Instructions for the task
Read through the data, and wherever a line holds the word "workout", write that line out.

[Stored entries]
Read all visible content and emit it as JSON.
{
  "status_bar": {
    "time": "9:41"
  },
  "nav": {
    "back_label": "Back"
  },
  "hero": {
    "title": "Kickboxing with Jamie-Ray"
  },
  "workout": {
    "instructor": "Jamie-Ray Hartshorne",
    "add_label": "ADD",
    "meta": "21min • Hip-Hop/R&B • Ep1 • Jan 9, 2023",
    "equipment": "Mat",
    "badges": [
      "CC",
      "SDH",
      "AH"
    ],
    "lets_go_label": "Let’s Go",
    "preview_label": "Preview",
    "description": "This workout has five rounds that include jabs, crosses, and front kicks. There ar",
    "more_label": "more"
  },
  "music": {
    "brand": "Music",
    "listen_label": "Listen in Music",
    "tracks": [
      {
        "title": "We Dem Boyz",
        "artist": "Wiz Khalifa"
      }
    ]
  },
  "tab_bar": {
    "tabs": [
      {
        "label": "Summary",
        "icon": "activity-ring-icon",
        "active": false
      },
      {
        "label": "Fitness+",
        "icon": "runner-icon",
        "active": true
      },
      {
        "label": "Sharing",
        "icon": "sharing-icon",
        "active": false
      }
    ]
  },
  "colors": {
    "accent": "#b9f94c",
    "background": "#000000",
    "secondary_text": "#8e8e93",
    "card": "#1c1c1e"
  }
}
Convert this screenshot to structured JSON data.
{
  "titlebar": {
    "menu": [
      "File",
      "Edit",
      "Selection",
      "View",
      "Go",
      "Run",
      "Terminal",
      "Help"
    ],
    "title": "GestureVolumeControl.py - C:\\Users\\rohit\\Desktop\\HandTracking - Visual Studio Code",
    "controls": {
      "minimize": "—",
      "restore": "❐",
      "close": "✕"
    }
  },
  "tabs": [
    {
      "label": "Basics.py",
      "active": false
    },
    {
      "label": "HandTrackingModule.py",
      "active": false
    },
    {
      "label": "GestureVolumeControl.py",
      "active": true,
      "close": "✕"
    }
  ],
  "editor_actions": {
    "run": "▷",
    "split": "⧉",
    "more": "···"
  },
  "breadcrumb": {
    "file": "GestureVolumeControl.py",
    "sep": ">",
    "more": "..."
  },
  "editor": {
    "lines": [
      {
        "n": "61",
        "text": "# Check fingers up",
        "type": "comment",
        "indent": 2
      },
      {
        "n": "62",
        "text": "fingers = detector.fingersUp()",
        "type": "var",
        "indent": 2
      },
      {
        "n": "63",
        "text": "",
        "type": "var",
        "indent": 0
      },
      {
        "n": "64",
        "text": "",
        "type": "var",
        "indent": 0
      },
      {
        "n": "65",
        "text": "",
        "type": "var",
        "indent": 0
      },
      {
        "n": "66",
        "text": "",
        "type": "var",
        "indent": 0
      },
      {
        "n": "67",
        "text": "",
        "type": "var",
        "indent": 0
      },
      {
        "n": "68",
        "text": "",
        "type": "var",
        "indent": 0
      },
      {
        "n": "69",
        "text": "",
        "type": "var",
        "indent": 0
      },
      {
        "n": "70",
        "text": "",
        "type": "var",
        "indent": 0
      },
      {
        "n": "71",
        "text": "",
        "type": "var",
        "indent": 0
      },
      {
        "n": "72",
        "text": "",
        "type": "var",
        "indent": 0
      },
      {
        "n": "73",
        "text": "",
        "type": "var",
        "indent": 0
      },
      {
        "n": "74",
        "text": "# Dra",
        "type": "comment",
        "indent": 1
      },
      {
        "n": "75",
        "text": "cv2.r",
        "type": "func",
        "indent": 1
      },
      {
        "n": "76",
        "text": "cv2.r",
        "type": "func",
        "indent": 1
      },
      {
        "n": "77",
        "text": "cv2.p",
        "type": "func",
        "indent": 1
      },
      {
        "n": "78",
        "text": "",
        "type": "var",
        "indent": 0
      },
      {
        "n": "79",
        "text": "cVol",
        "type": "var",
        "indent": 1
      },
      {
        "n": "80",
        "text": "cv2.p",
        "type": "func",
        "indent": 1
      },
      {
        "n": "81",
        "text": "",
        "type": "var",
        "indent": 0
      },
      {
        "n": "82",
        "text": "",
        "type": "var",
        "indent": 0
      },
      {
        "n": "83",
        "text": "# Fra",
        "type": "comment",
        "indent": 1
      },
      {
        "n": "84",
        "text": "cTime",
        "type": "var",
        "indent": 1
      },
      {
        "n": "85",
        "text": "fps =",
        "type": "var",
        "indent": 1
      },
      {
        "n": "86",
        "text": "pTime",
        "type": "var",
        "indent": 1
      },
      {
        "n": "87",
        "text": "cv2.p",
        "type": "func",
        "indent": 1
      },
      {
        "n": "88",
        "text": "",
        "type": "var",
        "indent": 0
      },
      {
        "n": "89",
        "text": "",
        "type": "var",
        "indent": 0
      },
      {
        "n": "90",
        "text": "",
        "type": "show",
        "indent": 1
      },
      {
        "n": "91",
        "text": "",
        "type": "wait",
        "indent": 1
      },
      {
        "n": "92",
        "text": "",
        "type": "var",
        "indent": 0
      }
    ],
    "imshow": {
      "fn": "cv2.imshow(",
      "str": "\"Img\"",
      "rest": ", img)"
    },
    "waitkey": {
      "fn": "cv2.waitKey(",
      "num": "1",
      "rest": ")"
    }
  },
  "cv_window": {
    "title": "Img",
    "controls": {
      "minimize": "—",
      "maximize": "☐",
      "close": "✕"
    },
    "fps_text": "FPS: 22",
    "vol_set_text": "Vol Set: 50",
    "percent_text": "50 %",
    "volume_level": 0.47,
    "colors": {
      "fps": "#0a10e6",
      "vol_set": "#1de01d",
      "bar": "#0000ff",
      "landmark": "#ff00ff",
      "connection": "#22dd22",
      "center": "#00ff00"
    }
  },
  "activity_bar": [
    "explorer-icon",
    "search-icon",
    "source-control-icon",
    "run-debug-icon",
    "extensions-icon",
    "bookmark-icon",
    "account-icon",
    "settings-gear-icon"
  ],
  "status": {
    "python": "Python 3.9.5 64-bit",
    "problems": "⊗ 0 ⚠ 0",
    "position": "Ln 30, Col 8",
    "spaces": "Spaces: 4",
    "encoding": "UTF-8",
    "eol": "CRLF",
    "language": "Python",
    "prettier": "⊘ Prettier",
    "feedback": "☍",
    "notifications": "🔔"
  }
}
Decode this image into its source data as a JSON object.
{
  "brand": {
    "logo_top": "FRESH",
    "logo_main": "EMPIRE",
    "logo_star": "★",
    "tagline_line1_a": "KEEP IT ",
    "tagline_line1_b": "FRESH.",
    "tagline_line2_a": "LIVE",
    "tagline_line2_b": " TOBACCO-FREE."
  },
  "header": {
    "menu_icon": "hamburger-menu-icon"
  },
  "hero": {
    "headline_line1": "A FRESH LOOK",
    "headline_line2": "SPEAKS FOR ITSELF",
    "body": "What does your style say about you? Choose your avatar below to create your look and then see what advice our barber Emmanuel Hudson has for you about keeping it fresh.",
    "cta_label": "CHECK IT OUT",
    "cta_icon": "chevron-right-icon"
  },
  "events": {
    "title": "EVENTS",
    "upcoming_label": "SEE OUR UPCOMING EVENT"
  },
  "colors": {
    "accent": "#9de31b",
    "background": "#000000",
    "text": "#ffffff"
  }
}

Solution
  "workout": {
    "description": "This workout has five rounds that include jabs, crosses, and front kicks. There ar",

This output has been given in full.